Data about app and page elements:
= = = =

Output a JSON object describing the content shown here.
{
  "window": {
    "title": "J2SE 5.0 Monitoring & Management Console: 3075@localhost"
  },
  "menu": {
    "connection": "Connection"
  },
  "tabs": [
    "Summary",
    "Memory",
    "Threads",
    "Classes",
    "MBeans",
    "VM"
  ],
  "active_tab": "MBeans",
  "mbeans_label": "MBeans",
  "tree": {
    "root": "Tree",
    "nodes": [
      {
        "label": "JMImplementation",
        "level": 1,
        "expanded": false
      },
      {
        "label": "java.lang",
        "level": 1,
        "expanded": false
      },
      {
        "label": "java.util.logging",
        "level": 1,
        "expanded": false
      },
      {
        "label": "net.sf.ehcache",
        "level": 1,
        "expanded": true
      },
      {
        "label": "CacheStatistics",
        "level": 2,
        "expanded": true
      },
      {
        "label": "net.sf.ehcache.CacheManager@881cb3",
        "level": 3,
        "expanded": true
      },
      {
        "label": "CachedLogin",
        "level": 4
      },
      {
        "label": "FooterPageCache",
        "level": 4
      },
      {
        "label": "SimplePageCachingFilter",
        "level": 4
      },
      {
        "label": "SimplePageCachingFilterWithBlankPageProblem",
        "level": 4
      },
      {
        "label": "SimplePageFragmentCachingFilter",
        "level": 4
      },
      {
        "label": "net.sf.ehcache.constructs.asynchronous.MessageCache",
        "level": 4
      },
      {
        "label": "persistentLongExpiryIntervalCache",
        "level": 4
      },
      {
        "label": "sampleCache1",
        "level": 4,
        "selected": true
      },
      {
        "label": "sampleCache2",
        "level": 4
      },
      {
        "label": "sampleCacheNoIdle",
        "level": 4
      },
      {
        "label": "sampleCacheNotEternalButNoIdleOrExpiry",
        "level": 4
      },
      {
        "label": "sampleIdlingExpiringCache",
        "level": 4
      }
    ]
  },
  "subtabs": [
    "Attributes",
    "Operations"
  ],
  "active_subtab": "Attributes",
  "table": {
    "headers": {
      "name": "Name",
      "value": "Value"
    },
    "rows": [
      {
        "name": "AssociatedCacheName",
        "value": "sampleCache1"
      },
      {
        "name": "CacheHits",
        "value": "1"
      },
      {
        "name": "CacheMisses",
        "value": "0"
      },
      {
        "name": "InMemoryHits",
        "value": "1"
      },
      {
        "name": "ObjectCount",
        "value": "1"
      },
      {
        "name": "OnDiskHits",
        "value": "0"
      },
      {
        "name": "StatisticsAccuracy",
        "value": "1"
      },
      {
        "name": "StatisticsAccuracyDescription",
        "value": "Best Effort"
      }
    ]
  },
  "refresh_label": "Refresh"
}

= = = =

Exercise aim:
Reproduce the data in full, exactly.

Answer for the task:
Output a JSON object describing the content shown here.
{
  "window": {
    "title": "J2SE 5.0 Monitoring & Management Console: 3075@localhost"
  },
  "menu": {
    "connection": "Connection"
  },
  "tabs": [
    "Summary",
    "Memory",
    "Threads",
    "Classes",
    "MBeans",
    "VM"
  ],
  "active_tab": "MBeans",
  "mbeans_label": "MBeans",
  "tree": {
    "root": "Tree",
    "nodes": [
      {
        "label": "JMImplementation",
        "level": 1,
        "expanded": false
      },
      {
        "label": "java.lang",
        "level": 1,
        "expanded": false
      },
      {
        "label": "java.util.logging",
        "level": 1,
        "expanded": false
      },
      {
        "label": "net.sf.ehcache",
        "level": 1,
        "expanded": true
      },
      {
        "label": "CacheStatistics",
        "level": 2,
        "expanded": true
      },
      {
        "label": "net.sf.ehcache.CacheManager@881cb3",
        "level": 3,
        "expanded": true
      },
      {
        "label": "CachedLogin",
        "level": 4
      },
      {
        "label": "FooterPageCache",
        "level": 4
      },
      {
        "label": "SimplePageCachingFilter",
        "level": 4
      },
      {
        "label": "SimplePageCachingFilterWithBlankPageProblem",
        "level": 4
      },
      {
        "label": "SimplePageFragmentCachingFilter",
        "level": 4
      },
      {
        "label": "net.sf.ehcache.constructs.asynchronous.MessageCache",
        "level": 4
      },
      {
        "label": "persistentLongExpiryIntervalCache",
        "level": 4
      },
      {
        "label": "sampleCache1",
        "level": 4,
        "selected": true
      },
      {
        "label": "sampleCache2",
        "level": 4
      },
      {
        "label": "sampleCacheNoIdle",
        "level": 4
      },
      {
        "label": "sampleCacheNotEternalButNoIdleOrExpiry",
        "level": 4
      },
      {
        "label": "sampleIdlingExpiringCache",
        "level": 4
      }
    ]
  },
  "subtabs": [
    "Attributes",
    "Operations"
  ],
  "active_subtab": "Attributes",
  "table": {
    "headers": {
      "name": "Name",
      "value": "Value"
    },
    "rows": [
      {
        "name": "AssociatedCacheName",
        "value": "sampleCache1"
      },
      {
        "name": "CacheHits",
        "value": "1"
      },
      {
        "name": "CacheMisses",
        "value": "0"
      },
      {
        "name": "InMemoryHits",
        "value": "1"
      },
      {
        "name": "ObjectCount",
        "value": "1"
      },
      {
        "name": "OnDiskHits",
        "value": "0"
      },
      {
        "name": "StatisticsAccuracy",
        "value": "1"
      },
      {
        "name": "StatisticsAccuracyDescription",
        "value": "Best Effort"
      }
    ]
  },
  "refresh_label": "Refresh"
}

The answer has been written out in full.